Don’t let down your guard just because an employee’s discrimination complaint lacks merit. He could still have a legitimate retaliation claim.
Simply put, if a supervisor punishes an employee after he complains about discrimination, you can still be found liable even if there was no discrimination in the first place.
Timing is crucial. A knee-jerk decision to fire someone who has filed a bias complaint will backfire unless you can clearly and convincingly show that you were already contemplating the move—and that it had nothing to do with the complaint.
The best approach: Investigate the complaint. Don’t discipline until you know all the facts. You must make sure the discipline is both warranted and unrelated to the complaint.
Recent case: Cumberland County employee Alvin Bess thought his boss treated him unfairly because he is black and speaks with a stutter. He complained that he had been wrongly excluded from participating in an important project. The next day, Bess’ boss fired him, telling him that he was mentally ill.
Bess sued, alleging discrimination and retaliation.
The court tossed out the discrimination claim, but said Bess’ retaliation case could go to trial based on timing alone. (Bess v. County of Cumberland, No. 5:11-CV-388, ED NC, 2011)
Final note: Cumberland County will still be able to argue that the termination was legitimate. However, the jury could side with Bess anyway. Had the county waited to discharge Bess until after investigating the underlying claim, the case probably would have been dismissed earlier.

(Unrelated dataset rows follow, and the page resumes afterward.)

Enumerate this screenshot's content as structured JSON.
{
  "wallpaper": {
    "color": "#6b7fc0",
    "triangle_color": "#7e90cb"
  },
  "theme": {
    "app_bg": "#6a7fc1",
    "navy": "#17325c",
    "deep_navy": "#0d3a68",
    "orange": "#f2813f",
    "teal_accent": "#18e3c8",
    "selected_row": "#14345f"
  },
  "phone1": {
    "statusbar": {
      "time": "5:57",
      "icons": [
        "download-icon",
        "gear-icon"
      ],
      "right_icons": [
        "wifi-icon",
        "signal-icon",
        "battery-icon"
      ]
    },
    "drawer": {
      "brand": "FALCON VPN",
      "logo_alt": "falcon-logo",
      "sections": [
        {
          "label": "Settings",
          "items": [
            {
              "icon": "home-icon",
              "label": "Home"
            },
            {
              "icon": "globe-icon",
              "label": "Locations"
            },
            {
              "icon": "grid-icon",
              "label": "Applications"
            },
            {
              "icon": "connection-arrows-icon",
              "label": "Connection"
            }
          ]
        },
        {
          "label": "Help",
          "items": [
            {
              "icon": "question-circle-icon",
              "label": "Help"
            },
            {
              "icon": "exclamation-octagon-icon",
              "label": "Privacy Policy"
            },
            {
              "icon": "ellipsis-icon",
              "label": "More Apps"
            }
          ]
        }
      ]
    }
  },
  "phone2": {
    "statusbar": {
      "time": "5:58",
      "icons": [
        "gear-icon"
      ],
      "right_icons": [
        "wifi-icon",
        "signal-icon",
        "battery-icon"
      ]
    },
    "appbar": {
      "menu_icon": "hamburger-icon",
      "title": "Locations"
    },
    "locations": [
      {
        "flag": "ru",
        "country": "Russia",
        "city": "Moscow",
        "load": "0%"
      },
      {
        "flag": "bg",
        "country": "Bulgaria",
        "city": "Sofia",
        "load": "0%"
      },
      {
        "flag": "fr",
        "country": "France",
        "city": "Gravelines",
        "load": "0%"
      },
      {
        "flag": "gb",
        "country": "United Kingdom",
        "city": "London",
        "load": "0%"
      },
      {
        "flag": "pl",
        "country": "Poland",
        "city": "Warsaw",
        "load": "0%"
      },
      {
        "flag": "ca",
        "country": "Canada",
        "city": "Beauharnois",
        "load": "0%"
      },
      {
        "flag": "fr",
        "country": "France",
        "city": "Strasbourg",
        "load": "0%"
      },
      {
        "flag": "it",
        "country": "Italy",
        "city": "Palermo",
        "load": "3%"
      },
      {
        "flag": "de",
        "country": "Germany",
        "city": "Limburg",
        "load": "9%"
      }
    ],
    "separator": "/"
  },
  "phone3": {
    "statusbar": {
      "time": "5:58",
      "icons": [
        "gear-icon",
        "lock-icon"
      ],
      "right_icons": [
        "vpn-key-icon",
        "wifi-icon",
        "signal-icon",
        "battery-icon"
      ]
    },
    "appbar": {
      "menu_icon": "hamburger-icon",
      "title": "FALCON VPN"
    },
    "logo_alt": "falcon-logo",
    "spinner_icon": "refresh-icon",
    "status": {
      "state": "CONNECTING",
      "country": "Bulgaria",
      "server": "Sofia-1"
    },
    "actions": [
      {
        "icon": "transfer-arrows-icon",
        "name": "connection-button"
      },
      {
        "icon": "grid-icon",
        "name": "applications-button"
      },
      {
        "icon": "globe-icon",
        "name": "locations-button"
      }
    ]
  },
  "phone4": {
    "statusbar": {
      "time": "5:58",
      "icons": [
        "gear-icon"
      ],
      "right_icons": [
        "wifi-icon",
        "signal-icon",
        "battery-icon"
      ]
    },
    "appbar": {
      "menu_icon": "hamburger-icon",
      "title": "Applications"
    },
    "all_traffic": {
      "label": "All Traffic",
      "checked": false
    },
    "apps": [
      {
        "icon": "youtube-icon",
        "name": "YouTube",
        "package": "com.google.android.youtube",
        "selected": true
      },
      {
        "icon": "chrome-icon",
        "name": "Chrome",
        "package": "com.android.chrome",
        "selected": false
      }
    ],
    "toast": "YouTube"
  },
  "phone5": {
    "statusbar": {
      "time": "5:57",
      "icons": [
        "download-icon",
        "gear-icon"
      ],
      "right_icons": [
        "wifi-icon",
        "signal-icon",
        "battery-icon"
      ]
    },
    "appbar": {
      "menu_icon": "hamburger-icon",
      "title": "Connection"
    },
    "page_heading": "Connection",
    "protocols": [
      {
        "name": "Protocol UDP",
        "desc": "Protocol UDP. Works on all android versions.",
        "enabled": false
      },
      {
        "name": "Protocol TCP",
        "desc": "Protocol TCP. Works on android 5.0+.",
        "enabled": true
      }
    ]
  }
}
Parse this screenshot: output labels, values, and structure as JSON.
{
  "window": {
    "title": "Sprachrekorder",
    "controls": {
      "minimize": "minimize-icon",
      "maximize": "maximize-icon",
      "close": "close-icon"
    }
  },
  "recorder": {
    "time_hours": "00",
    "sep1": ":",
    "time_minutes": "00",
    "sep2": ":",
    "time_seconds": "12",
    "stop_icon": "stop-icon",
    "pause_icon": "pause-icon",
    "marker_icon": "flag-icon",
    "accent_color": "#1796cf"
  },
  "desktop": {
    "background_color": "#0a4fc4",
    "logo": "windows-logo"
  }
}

- How to Fire an Employee the Legal Way: 6 Termination Guidelines
- Avoid age-bias risk when talking retirement
- Count on being sued if you fire employee who has complained about harassment
- The practice judges never forgive: Retaliation
- Make sure your promotion process gives all qualified candidates enough time to apply